It never occurred to me how math could factor into the concept of building a PLN. However, as I spent time this week exploring Diigo and building my personal “digital library” I stumbled across a concept that brought me face to face with just such an idea.
The concept of “Six Degrees of Separation”, first introduced by Frigyes Karinthy and popularized by John Guare basically proposes that every person is on average approximately six steps away from any other person in the world, so that a chain of “a friend of a friend” can be established on average to connect any two people in six steps or less. Researchers have actually established an optimal algorithm to calculate degrees of separation in social networks such as Twitter (Bakhshandeh, Samadi, Azimifar and Schaeffer, 2011).
The mathematical formula of “collaboration distance” goes like this:
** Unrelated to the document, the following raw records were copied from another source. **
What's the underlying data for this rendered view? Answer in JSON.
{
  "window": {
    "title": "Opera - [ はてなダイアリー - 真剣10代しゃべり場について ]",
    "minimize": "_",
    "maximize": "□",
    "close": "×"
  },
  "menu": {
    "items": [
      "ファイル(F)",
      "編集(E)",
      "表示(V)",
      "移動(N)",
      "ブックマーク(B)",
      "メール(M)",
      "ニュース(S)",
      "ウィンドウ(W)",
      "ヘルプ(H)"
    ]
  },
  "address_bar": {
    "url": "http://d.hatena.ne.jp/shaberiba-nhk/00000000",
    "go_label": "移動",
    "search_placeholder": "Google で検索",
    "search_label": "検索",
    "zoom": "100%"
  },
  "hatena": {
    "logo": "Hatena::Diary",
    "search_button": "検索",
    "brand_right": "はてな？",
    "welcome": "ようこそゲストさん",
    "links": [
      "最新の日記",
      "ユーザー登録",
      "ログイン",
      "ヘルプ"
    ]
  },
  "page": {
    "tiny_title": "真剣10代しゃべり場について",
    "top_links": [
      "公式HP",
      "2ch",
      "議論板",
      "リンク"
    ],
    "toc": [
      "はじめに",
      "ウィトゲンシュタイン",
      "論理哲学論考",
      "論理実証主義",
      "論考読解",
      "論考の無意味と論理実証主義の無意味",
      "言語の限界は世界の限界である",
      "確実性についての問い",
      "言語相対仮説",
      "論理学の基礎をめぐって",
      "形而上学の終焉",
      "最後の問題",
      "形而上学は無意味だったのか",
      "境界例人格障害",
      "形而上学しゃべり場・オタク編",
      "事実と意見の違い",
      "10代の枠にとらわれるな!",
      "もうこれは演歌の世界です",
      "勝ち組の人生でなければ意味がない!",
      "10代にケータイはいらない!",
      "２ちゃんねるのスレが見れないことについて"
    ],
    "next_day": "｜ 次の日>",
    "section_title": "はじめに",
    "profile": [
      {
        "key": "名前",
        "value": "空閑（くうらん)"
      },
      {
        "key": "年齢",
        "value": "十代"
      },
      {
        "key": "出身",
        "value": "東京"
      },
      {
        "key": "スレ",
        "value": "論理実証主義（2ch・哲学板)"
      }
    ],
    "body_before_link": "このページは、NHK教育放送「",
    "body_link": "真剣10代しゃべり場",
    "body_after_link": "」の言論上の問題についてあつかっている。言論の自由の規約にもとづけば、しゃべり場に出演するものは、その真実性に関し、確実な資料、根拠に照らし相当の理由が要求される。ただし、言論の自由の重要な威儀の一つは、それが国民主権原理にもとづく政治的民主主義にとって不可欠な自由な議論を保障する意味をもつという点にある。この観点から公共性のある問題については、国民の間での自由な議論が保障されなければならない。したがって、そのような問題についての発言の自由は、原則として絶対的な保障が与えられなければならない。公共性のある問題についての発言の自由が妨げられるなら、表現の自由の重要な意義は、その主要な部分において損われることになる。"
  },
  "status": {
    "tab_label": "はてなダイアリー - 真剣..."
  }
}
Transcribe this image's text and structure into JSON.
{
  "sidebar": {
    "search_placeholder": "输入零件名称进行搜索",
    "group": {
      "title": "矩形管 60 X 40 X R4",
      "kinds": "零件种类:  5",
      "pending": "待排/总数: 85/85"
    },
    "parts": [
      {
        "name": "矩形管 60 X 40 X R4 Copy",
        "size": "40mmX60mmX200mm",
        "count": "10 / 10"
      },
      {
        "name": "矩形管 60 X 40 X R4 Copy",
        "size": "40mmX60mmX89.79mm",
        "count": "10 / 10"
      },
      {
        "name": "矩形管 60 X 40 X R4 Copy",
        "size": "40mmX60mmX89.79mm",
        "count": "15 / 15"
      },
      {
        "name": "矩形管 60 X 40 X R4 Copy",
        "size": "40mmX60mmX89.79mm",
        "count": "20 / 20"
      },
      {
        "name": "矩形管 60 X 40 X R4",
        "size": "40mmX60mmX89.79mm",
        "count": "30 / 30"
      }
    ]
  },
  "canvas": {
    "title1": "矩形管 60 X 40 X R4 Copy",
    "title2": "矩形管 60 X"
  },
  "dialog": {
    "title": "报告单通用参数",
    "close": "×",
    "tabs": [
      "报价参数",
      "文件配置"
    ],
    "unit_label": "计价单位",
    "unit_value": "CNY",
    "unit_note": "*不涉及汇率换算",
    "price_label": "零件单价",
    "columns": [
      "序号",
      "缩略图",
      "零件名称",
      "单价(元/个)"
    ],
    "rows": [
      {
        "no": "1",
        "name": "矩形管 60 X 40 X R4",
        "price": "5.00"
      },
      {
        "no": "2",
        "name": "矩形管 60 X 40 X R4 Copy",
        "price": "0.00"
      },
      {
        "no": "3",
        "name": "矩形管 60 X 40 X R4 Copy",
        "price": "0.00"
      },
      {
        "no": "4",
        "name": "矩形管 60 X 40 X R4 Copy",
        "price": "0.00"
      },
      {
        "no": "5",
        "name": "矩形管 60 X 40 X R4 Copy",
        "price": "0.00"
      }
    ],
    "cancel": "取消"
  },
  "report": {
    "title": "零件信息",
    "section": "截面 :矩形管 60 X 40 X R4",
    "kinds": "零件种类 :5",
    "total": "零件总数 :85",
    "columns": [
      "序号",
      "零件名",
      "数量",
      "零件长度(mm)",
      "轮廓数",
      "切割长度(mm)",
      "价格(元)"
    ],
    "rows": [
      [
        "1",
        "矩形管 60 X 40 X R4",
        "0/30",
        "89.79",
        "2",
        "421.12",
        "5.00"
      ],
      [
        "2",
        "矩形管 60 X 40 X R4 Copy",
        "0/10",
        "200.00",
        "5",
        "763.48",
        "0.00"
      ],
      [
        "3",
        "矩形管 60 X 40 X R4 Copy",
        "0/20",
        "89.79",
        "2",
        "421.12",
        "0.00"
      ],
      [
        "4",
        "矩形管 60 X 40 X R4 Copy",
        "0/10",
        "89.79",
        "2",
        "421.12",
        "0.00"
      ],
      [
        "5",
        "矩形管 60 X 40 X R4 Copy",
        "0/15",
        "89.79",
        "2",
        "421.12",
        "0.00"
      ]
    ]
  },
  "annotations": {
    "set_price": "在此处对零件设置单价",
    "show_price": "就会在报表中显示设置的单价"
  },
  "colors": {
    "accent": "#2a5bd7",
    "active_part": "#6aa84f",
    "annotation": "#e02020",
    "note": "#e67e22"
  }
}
“. . . two persons are linked if they are coauthors of an article. The collaboration distance with mathematician Paul Erdős is called the Erdős number. Erdős-Bacon numbers are a further extension of the same thinking. Watts and Strogatz showed that the average path length between two nodes in a random network is equal to log N / log K, where N = total nodes and K = acquaintances per node. Thus if N = 300,000,000 (90% of the US population) and K = 30 then Degrees of Separation = 19.5 / 3.4 = 5.7 and if N = 6,000,000,000 (90% of the World population) and K = 30 then Degrees of Separation = 22.5 / 3.4 = 6.6. (Assume 10% of population is too young to participate.)”
The internet has made the world smaller and there actually exists a formula behind the connectivity made possible through various digital applications. Fact is, however, the effective use of this algorithm has everything to do with one’s ability to navigate the web and appropriate the digital tools needed to make these vital connections. Thus, a type of digital literacy is needed in order to maximize the full potential of this algorithm. It is there that I find myself – fascinated by the concept of having so much opportunity available and yet challenged by a substantial lack of knowledge to fully maximize the benefit of this formula. I was never crazy about math.
This is where rubber meets the road for the adult learner – the willingness to be thwarted by the intentional act of embracing one’s illiteracies in order to gain new literacies. I must learn to cast aside frustration and be willing to press through. After all, I may only be a few clicks away from a vast network of invaluable connections.
R Bakhshandeh, M Samadi, Z Azimifar, J Schaeffer, “Degrees of Separation in Social Networks”, Fourth Annual Symposium on Combinatorial Search, 2011